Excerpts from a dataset
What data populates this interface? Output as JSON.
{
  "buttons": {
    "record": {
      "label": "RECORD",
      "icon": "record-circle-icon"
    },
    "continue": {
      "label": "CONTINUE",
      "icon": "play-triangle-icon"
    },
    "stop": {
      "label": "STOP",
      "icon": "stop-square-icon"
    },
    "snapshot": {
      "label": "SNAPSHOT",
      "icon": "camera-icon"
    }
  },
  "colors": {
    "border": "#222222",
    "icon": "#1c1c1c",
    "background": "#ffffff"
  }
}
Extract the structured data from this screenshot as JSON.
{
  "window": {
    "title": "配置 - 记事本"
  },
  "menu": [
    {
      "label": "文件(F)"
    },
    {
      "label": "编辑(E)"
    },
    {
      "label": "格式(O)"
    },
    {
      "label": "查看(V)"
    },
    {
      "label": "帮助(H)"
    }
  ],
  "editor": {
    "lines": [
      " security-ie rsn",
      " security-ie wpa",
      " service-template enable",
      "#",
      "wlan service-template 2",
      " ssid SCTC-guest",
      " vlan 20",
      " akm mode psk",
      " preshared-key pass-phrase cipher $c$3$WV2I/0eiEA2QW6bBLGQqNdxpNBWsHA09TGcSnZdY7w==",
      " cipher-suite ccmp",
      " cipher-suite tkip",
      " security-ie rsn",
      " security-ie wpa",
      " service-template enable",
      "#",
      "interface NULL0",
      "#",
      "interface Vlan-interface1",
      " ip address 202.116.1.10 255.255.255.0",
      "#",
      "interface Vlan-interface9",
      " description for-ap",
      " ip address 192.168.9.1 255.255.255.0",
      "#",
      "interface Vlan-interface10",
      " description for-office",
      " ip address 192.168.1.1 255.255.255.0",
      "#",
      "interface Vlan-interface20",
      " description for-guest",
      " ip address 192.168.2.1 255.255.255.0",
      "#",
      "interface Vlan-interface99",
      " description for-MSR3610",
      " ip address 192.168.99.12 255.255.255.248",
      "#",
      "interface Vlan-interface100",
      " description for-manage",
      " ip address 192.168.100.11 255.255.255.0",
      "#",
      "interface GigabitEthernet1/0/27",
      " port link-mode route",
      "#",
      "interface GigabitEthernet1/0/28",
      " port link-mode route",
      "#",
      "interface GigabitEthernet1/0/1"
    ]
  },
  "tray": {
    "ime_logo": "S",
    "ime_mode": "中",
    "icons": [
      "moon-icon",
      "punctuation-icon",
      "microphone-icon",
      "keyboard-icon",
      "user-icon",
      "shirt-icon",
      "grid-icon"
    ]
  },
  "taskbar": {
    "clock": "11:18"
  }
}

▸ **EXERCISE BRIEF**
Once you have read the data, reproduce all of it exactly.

▸ **ANSWER BELOW**
What data populates this interface? Output as JSON.
{
  "buttons": {
    "record": {
      "label": "RECORD",
      "icon": "record-circle-icon"
    },
    "continue": {
      "label": "CONTINUE",
      "icon": "play-triangle-icon"
    },
    "stop": {
      "label": "STOP",
      "icon": "stop-square-icon"
    },
    "snapshot": {
      "label": "SNAPSHOT",
      "icon": "camera-icon"
    }
  },
  "colors": {
    "border": "#222222",
    "icon": "#1c1c1c",
    "background": "#ffffff"
  }
}
Extract the structured data from this screenshot as JSON.
{
  "window": {
    "title": "配置 - 记事本"
  },
  "menu": [
    {
      "label": "文件(F)"
    },
    {
      "label": "编辑(E)"
    },
    {
      "label": "格式(O)"
    },
    {
      "label": "查看(V)"
    },
    {
      "label": "帮助(H)"
    }
  ],
  "editor": {
    "lines": [
      " security-ie rsn",
      " security-ie wpa",
      " service-template enable",
      "#",
      "wlan service-template 2",
      " ssid SCTC-guest",
      " vlan 20",
      " akm mode psk",
      " preshared-key pass-phrase cipher $c$3$WV2I/0eiEA2QW6bBLGQqNdxpNBWsHA09TGcSnZdY7w==",
      " cipher-suite ccmp",
      " cipher-suite tkip",
      " security-ie rsn",
      " security-ie wpa",
      " service-template enable",
      "#",
      "interface NULL0",
      "#",
      "interface Vlan-interface1",
      " ip address 202.116.1.10 255.255.255.0",
      "#",
      "interface Vlan-interface9",
      " description for-ap",
      " ip address 192.168.9.1 255.255.255.0",
      "#",
      "interface Vlan-interface10",
      " description for-office",
      " ip address 192.168.1.1 255.255.255.0",
      "#",
      "interface Vlan-interface20",
      " description for-guest",
      " ip address 192.168.2.1 255.255.255.0",
      "#",
      "interface Vlan-interface99",
      " description for-MSR3610",
      " ip address 192.168.99.12 255.255.255.248",
      "#",
      "interface Vlan-interface100",
      " description for-manage",
      " ip address 192.168.100.11 255.255.255.0",
      "#",
      "interface GigabitEthernet1/0/27",
      " port link-mode route",
      "#",
      "interface GigabitEthernet1/0/28",
      " port link-mode route",
      "#",
      "interface GigabitEthernet1/0/1"
    ]
  },
  "tray": {
    "ime_logo": "S",
    "ime_mode": "中",
    "icons": [
      "moon-icon",
      "punctuation-icon",
      "microphone-icon",
      "keyboard-icon",
      "user-icon",
      "shirt-icon",
      "grid-icon"
    ]
  },
  "taskbar": {
    "clock": "11:18"
  }
}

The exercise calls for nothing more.